**EXERCISE OBJECTIVE**
Each line of the material must be repeated precisely, with the pictures left out.

** INPUT RECORDS follows **

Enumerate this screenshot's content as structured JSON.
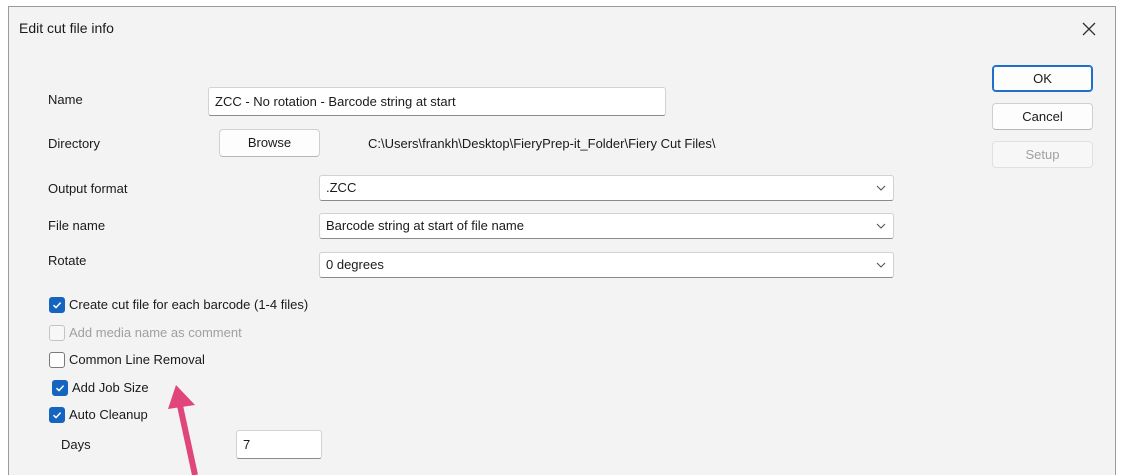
{
  "window": {
    "title": "Edit cut file info",
    "close_icon": "close-icon"
  },
  "form": {
    "name": {
      "label": "Name",
      "value": "ZCC - No rotation - Barcode string at start"
    },
    "directory": {
      "label": "Directory",
      "browse_label": "Browse",
      "path": "C:\\Users\\frankh\\Desktop\\FieryPrep-it_Folder\\Fiery Cut Files\\"
    },
    "output_format": {
      "label": "Output format",
      "value": ".ZCC"
    },
    "file_name": {
      "label": "File name",
      "value": "Barcode string at start of file name"
    },
    "rotate": {
      "label": "Rotate",
      "value": "0 degrees"
    }
  },
  "options": [
    {
      "label": "Create cut file for each barcode (1-4 files)",
      "checked": true,
      "disabled": false
    },
    {
      "label": "Add media name as comment",
      "checked": false,
      "disabled": true
    },
    {
      "label": "Common Line Removal",
      "checked": false,
      "disabled": false
    },
    {
      "label": "Add Job Size",
      "checked": true,
      "disabled": false
    },
    {
      "label": "Auto Cleanup",
      "checked": true,
      "disabled": false
    }
  ],
  "days": {
    "label": "Days",
    "value": "7"
  },
  "buttons": {
    "ok": "OK",
    "cancel": "Cancel",
    "setup": "Setup"
  },
  "colors": {
    "accent": "#1565c0",
    "annotation_arrow": "#e0457b"
  }
}
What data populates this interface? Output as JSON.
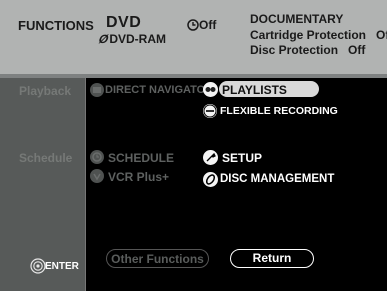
{
  "header": {
    "functions": "FUNCTIONS",
    "disc_type": "DVD",
    "disc_sub": "DVD-RAM",
    "timer": "Off",
    "title": "DOCUMENTARY",
    "cartridge_label": "Cartridge Protection",
    "cartridge_value": "Off",
    "disc_protection_label": "Disc Protection",
    "disc_protection_value": "Off"
  },
  "left": {
    "playback": "Playback",
    "schedule": "Schedule"
  },
  "center": {
    "direct_navigator": "DIRECT NAVIGATOR",
    "schedule": "SCHEDULE",
    "vcr_plus": "VCR Plus+"
  },
  "right": {
    "playlists": "PLAYLISTS",
    "flexible_recording": "FLEXIBLE RECORDING",
    "setup": "SETUP",
    "disc_management": "DISC MANAGEMENT"
  },
  "footer": {
    "enter": "ENTER",
    "other_functions": "Other Functions",
    "return": "Return"
  },
  "colors": {
    "header_bg": "#b1b3b2",
    "left_bg": "#575a59",
    "panel_bg": "#000000",
    "highlight": "#d9d9d9"
  }
}
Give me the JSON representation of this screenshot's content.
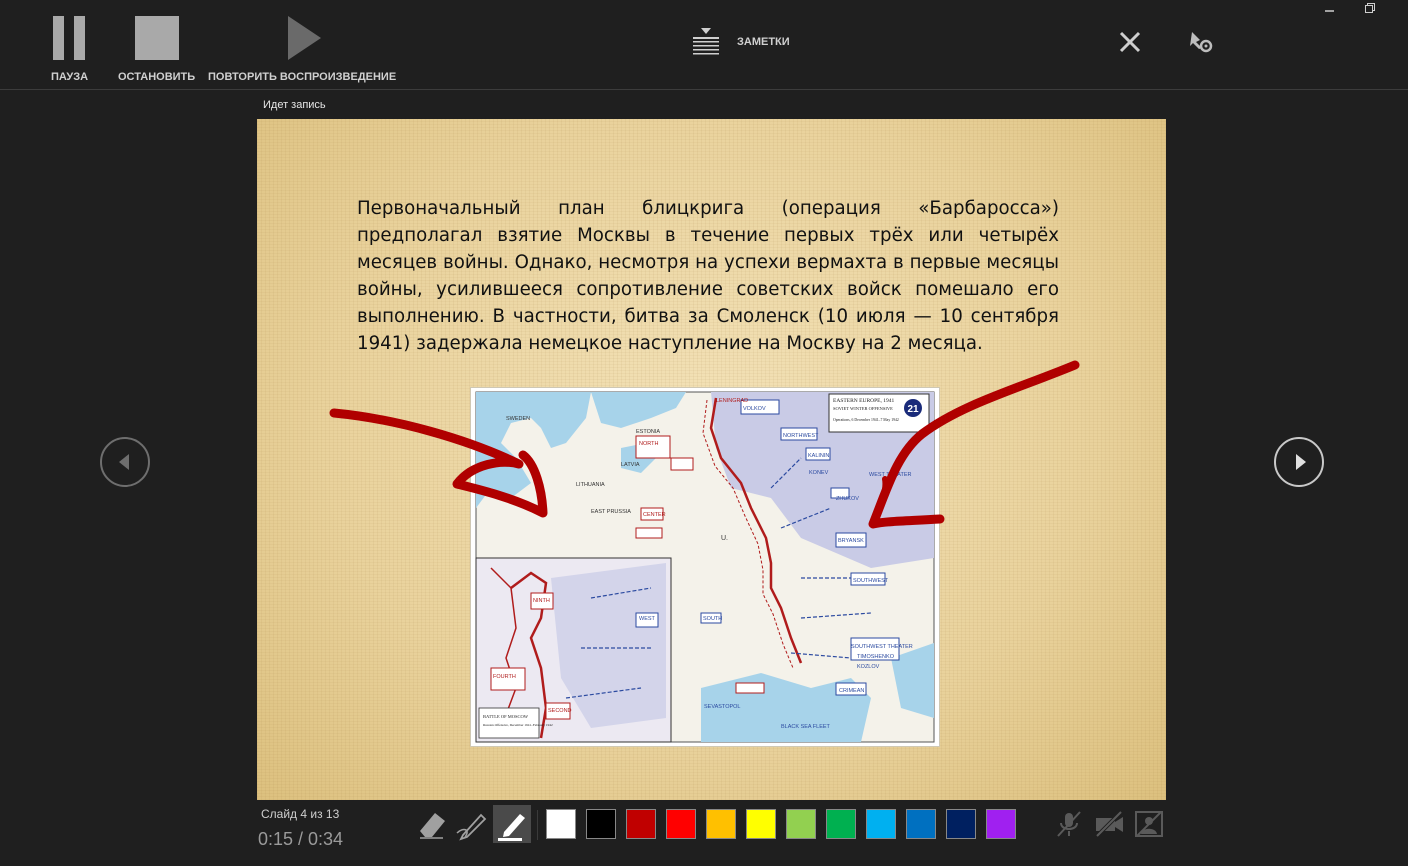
{
  "toolbar": {
    "pause_label": "ПАУЗА",
    "stop_label": "ОСТАНОВИТЬ",
    "replay_label": "ПОВТОРИТЬ ВОСПРОИЗВЕДЕНИЕ",
    "notes_label": "ЗАМЕТКИ"
  },
  "recording_status": "Идет запись",
  "slide": {
    "text": "Первоначальный план блицкрига (операция «Барбаросса») предполагал взятие Москвы в течение первых трёх или четырёх месяцев войны. Однако, несмотря на успехи вермахта в первые месяцы войны, усилившееся сопротивление советских войск помешало его выполнению. В частности, битва за Смоленск (10 июля — 10 сентября 1941) задержала немецкое наступление на Москву на 2 месяца.",
    "map": {
      "title": "EASTERN EUROPE, 1941",
      "subtitle": "SOVIET WINTER OFFENSIVE",
      "operations": "Operations, 6 December 1941–7 May 1942",
      "number": "21",
      "inset_title": "BATTLE OF MOSCOW",
      "inset_subtitle": "Russian Offensive, December 1941–February 1942",
      "labels": [
        "SWEDEN",
        "ESTONIA",
        "LATVIA",
        "LITHUANIA",
        "EAST PRUSSIA",
        "U.",
        "NORTH",
        "CENTER",
        "WEST",
        "SOUTH",
        "VOLKOV",
        "NORTHWEST",
        "KALININ",
        "WEST THEATER",
        "BRYANSK",
        "SOUTHWEST",
        "SOUTHWEST THEATER",
        "CRIMEAN",
        "BLACK SEA FLEET",
        "SEVASTOPOL",
        "KOZLOV",
        "TIMOSHENKO",
        "ZHUKOV",
        "LENINGRAD",
        "KONEV",
        "SECOND",
        "FOURTH",
        "NINTH"
      ]
    }
  },
  "footer": {
    "slide_counter": "Слайд 4 из 13",
    "timer": "0:15 / 0:34"
  },
  "pen_colors": [
    "#ffffff",
    "#000000",
    "#c00000",
    "#ff0000",
    "#ffc000",
    "#ffff00",
    "#92d050",
    "#00b050",
    "#00b0f0",
    "#0070c0",
    "#002060",
    "#a020f0"
  ],
  "icons": {
    "pause": "pause-icon",
    "stop": "stop-icon",
    "replay": "play-icon",
    "notes": "notes-icon",
    "close": "close-icon",
    "settings": "settings-icon",
    "eraser": "eraser-icon",
    "pen": "pen-icon",
    "highlighter": "highlighter-icon",
    "mic": "microphone-off-icon",
    "camera": "camera-off-icon",
    "camera_preview": "camera-preview-off-icon"
  }
}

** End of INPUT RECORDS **

**SOLVED EXERCISE**
Enumerate this screenshot's content as structured JSON.
{
  "window": {
    "title": "Edit cut file info",
    "close_icon": "close-icon"
  },
  "form": {
    "name": {
      "label": "Name",
      "value": "ZCC - No rotation - Barcode string at start"
    },
    "directory": {
      "label": "Directory",
      "browse_label": "Browse",
      "path": "C:\\Users\\frankh\\Desktop\\FieryPrep-it_Folder\\Fiery Cut Files\\"
    },
    "output_format": {
      "label": "Output format",
      "value": ".ZCC"
    },
    "file_name": {
      "label": "File name",
      "value": "Barcode string at start of file name"
    },
    "rotate": {
      "label": "Rotate",
      "value": "0 degrees"
    }
  },
  "options": [
    {
      "label": "Create cut file for each barcode (1-4 files)",
      "checked": true,
      "disabled": false
    },
    {
      "label": "Add media name as comment",
      "checked": false,
      "disabled": true
    },
    {
      "label": "Common Line Removal",
      "checked": false,
      "disabled": false
    },
    {
      "label": "Add Job Size",
      "checked": true,
      "disabled": false
    },
    {
      "label": "Auto Cleanup",
      "checked": true,
      "disabled": false
    }
  ],
  "days": {
    "label": "Days",
    "value": "7"
  },
  "buttons": {
    "ok": "OK",
    "cancel": "Cancel",
    "setup": "Setup"
  },
  "colors": {
    "accent": "#1565c0",
    "annotation_arrow": "#e0457b"
  }
}
What data populates this interface? Output as JSON.
{
  "header": {
    "functions": "FUNCTIONS",
    "disc_type": "DVD",
    "disc_sub": "DVD-RAM",
    "timer": "Off",
    "title": "DOCUMENTARY",
    "cartridge_label": "Cartridge Protection",
    "cartridge_value": "Off",
    "disc_protection_label": "Disc Protection",
    "disc_protection_value": "Off"
  },
  "left": {
    "playback": "Playback",
    "schedule": "Schedule"
  },
  "center": {
    "direct_navigator": "DIRECT NAVIGATOR",
    "schedule": "SCHEDULE",
    "vcr_plus": "VCR Plus+"
  },
  "right": {
    "playlists": "PLAYLISTS",
    "flexible_recording": "FLEXIBLE RECORDING",
    "setup": "SETUP",
    "disc_management": "DISC MANAGEMENT"
  },
  "footer": {
    "enter": "ENTER",
    "other_functions": "Other Functions",
    "return": "Return"
  },
  "colors": {
    "header_bg": "#b1b3b2",
    "left_bg": "#575a59",
    "panel_bg": "#000000",
    "highlight": "#d9d9d9"
  }
}
Give me the JSON representation of this screenshot's content.
{
  "toolbar": {
    "pause_label": "ПАУЗА",
    "stop_label": "ОСТАНОВИТЬ",
    "replay_label": "ПОВТОРИТЬ ВОСПРОИЗВЕДЕНИЕ",
    "notes_label": "ЗАМЕТКИ"
  },
  "recording_status": "Идет запись",
  "slide": {
    "text": "Первоначальный план блицкрига (операция «Барбаросса») предполагал взятие Москвы в течение первых трёх или четырёх месяцев войны. Однако, несмотря на успехи вермахта в первые месяцы войны, усилившееся сопротивление советских войск помешало его выполнению. В частности, битва за Смоленск (10 июля — 10 сентября 1941) задержала немецкое наступление на Москву на 2 месяца.",
    "map": {
      "title": "EASTERN EUROPE, 1941",
      "subtitle": "SOVIET WINTER OFFENSIVE",
      "operations": "Operations, 6 December 1941–7 May 1942",
      "number": "21",
      "inset_title": "BATTLE OF MOSCOW",
      "inset_subtitle": "Russian Offensive, December 1941–February 1942",
      "labels": [
        "SWEDEN",
        "ESTONIA",
        "LATVIA",
        "LITHUANIA",
        "EAST PRUSSIA",
        "U.",
        "NORTH",
        "CENTER",
        "WEST",
        "SOUTH",
        "VOLKOV",
        "NORTHWEST",
        "KALININ",
        "WEST THEATER",
        "BRYANSK",
        "SOUTHWEST",
        "SOUTHWEST THEATER",
        "CRIMEAN",
        "BLACK SEA FLEET",
        "SEVASTOPOL",
        "KOZLOV",
        "TIMOSHENKO",
        "ZHUKOV",
        "LENINGRAD",
        "KONEV",
        "SECOND",
        "FOURTH",
        "NINTH"
      ]
    }
  },
  "footer": {
    "slide_counter": "Слайд 4 из 13",
    "timer": "0:15 / 0:34"
  },
  "pen_colors": [
    "#ffffff",
    "#000000",
    "#c00000",
    "#ff0000",
    "#ffc000",
    "#ffff00",
    "#92d050",
    "#00b050",
    "#00b0f0",
    "#0070c0",
    "#002060",
    "#a020f0"
  ],
  "icons": {
    "pause": "pause-icon",
    "stop": "stop-icon",
    "replay": "play-icon",
    "notes": "notes-icon",
    "close": "close-icon",
    "settings": "settings-icon",
    "eraser": "eraser-icon",
    "pen": "pen-icon",
    "highlighter": "highlighter-icon",
    "mic": "microphone-off-icon",
    "camera": "camera-off-icon",
    "camera_preview": "camera-preview-off-icon"
  }
}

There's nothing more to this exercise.